***** Dataset content *****

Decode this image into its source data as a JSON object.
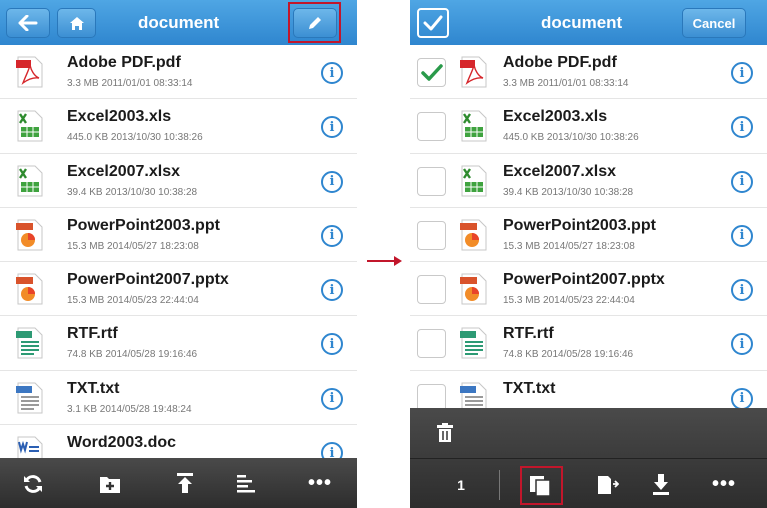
{
  "left_panel": {
    "header": {
      "title": "document",
      "back_icon": "arrow-left-icon",
      "home_icon": "home-icon",
      "edit_icon": "pencil-icon"
    },
    "files": [
      {
        "name": "Adobe PDF.pdf",
        "meta": "3.3 MB 2011/01/01 08:33:14",
        "type": "pdf"
      },
      {
        "name": "Excel2003.xls",
        "meta": "445.0 KB 2013/10/30 10:38:26",
        "type": "excel"
      },
      {
        "name": "Excel2007.xlsx",
        "meta": "39.4 KB 2013/10/30 10:38:28",
        "type": "excel"
      },
      {
        "name": "PowerPoint2003.ppt",
        "meta": "15.3 MB 2014/05/27 18:23:08",
        "type": "ppt"
      },
      {
        "name": "PowerPoint2007.pptx",
        "meta": "15.3 MB 2014/05/23 22:44:04",
        "type": "ppt"
      },
      {
        "name": "RTF.rtf",
        "meta": "74.8 KB 2014/05/28 19:16:46",
        "type": "rtf"
      },
      {
        "name": "TXT.txt",
        "meta": "3.1 KB 2014/05/28 19:48:24",
        "type": "txt"
      },
      {
        "name": "Word2003.doc",
        "meta": "",
        "type": "word"
      }
    ],
    "toolbar_icons": [
      "refresh-icon",
      "new-folder-icon",
      "upload-icon",
      "sort-icon",
      "more-icon"
    ],
    "more_label": "•••"
  },
  "right_panel": {
    "header": {
      "title": "document",
      "cancel_label": "Cancel",
      "select_all_icon": "checkbox-checked-icon"
    },
    "files": [
      {
        "name": "Adobe PDF.pdf",
        "meta": "3.3 MB 2011/01/01 08:33:14",
        "type": "pdf",
        "checked": true
      },
      {
        "name": "Excel2003.xls",
        "meta": "445.0 KB 2013/10/30 10:38:26",
        "type": "excel",
        "checked": false
      },
      {
        "name": "Excel2007.xlsx",
        "meta": "39.4 KB 2013/10/30 10:38:28",
        "type": "excel",
        "checked": false
      },
      {
        "name": "PowerPoint2003.ppt",
        "meta": "15.3 MB 2014/05/27 18:23:08",
        "type": "ppt",
        "checked": false
      },
      {
        "name": "PowerPoint2007.pptx",
        "meta": "15.3 MB 2014/05/23 22:44:04",
        "type": "ppt",
        "checked": false
      },
      {
        "name": "RTF.rtf",
        "meta": "74.8 KB 2014/05/28 19:16:46",
        "type": "rtf",
        "checked": false
      },
      {
        "name": "TXT.txt",
        "meta": "",
        "type": "txt",
        "checked": false
      }
    ],
    "selected_count": "1",
    "toolbar_icons": [
      "trash-icon",
      "copy-icon",
      "move-icon",
      "download-icon",
      "more-icon"
    ],
    "more_label": "•••"
  },
  "colors": {
    "accent": "#2f86cf",
    "highlight": "#c2162b",
    "toolbar": "#333333"
  }
}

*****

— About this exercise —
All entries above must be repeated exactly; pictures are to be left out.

— Answer to this task —
Decode this image into its source data as a JSON object.
{
  "left_panel": {
    "header": {
      "title": "document",
      "back_icon": "arrow-left-icon",
      "home_icon": "home-icon",
      "edit_icon": "pencil-icon"
    },
    "files": [
      {
        "name": "Adobe PDF.pdf",
        "meta": "3.3 MB 2011/01/01 08:33:14",
        "type": "pdf"
      },
      {
        "name": "Excel2003.xls",
        "meta": "445.0 KB 2013/10/30 10:38:26",
        "type": "excel"
      },
      {
        "name": "Excel2007.xlsx",
        "meta": "39.4 KB 2013/10/30 10:38:28",
        "type": "excel"
      },
      {
        "name": "PowerPoint2003.ppt",
        "meta": "15.3 MB 2014/05/27 18:23:08",
        "type": "ppt"
      },
      {
        "name": "PowerPoint2007.pptx",
        "meta": "15.3 MB 2014/05/23 22:44:04",
        "type": "ppt"
      },
      {
        "name": "RTF.rtf",
        "meta": "74.8 KB 2014/05/28 19:16:46",
        "type": "rtf"
      },
      {
        "name": "TXT.txt",
        "meta": "3.1 KB 2014/05/28 19:48:24",
        "type": "txt"
      },
      {
        "name": "Word2003.doc",
        "meta": "",
        "type": "word"
      }
    ],
    "toolbar_icons": [
      "refresh-icon",
      "new-folder-icon",
      "upload-icon",
      "sort-icon",
      "more-icon"
    ],
    "more_label": "•••"
  },
  "right_panel": {
    "header": {
      "title": "document",
      "cancel_label": "Cancel",
      "select_all_icon": "checkbox-checked-icon"
    },
    "files": [
      {
        "name": "Adobe PDF.pdf",
        "meta": "3.3 MB 2011/01/01 08:33:14",
        "type": "pdf",
        "checked": true
      },
      {
        "name": "Excel2003.xls",
        "meta": "445.0 KB 2013/10/30 10:38:26",
        "type": "excel",
        "checked": false
      },
      {
        "name": "Excel2007.xlsx",
        "meta": "39.4 KB 2013/10/30 10:38:28",
        "type": "excel",
        "checked": false
      },
      {
        "name": "PowerPoint2003.ppt",
        "meta": "15.3 MB 2014/05/27 18:23:08",
        "type": "ppt",
        "checked": false
      },
      {
        "name": "PowerPoint2007.pptx",
        "meta": "15.3 MB 2014/05/23 22:44:04",
        "type": "ppt",
        "checked": false
      },
      {
        "name": "RTF.rtf",
        "meta": "74.8 KB 2014/05/28 19:16:46",
        "type": "rtf",
        "checked": false
      },
      {
        "name": "TXT.txt",
        "meta": "",
        "type": "txt",
        "checked": false
      }
    ],
    "selected_count": "1",
    "toolbar_icons": [
      "trash-icon",
      "copy-icon",
      "move-icon",
      "download-icon",
      "more-icon"
    ],
    "more_label": "•••"
  },
  "colors": {
    "accent": "#2f86cf",
    "highlight": "#c2162b",
    "toolbar": "#333333"
  }
}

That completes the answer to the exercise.